Destination Dubai: Human Software as a Mobility Service (Part 1 of 2)

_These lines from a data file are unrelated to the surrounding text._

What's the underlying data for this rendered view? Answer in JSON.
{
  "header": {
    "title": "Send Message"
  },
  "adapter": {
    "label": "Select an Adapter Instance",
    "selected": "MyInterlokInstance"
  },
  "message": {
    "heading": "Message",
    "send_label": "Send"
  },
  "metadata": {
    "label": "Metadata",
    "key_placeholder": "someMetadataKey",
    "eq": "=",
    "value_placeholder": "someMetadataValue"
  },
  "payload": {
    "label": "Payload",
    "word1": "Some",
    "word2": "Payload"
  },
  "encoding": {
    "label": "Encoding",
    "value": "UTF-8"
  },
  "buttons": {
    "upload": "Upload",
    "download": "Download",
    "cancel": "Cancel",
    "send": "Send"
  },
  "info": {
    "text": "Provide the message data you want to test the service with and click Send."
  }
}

In The World is Flat, Tom Friedman writes about how human as well as digital”software” is required to make a society work. This includes: medical care, education, effective legal systems, etc.I am just back from my first trip to Dubai and can affirm that the Emirates, in addition to building the world’s largest buildings and shopping malls, are pioneering another first: transforming human software into a service through importing and maintaing human talent.At roughly 15% -20% of the total population, native born Emiratis might seem scare in the hyper development scene of Dubai. Most of the people I met on this first trip came from someone else, lured by Dubai’s dramatic economic development, career opportunities and tolerant society. For most people in the technology industry, the definition of mobility usually involved cell phones, Wi-Fi, RFID or application access. In Dubai (where the cellphone coverage was excellent and the bandwidth from the hotel, adequate), there are other interesting forms of Mobility.- Capital is pouring into Dubai from all over the Arab and Western world, leading to an avalanche of building cranes working steadily to build apartments and office buildings that are sold out 1-3 years in advance of construction-People are flocking to work and live in the Emirates. The UAE population is expected to grow by 3.3% per annum to reach 4.15 million by 2010. Dubai is expected to have a population of 1.4 million by 2010 (up from roughly 1 million today).-Property ownership is liberalizing and being extended to non-Gulf citizens, allowing them to purchase freehold property in certain areas. By allowing freehold ownership the Dubai government hopes to attract more skilled professionals to stay in the EmirateSo far this model seems to be working. On a visit to a university, I found an American CIO, a Singaporean-raised Indian running the network and an Egyptian woman in charge of application development. They were all interested in driving pervasively wireless connectivity throughout the school The UAE has shown great foresight in transforming their depleting hydrocarbon wealth into a nation built on thriving economic and leisure industries. The open question is will the human software also transplant, creating long-term advantages to the economic development of the gulf nation. No that is mobility.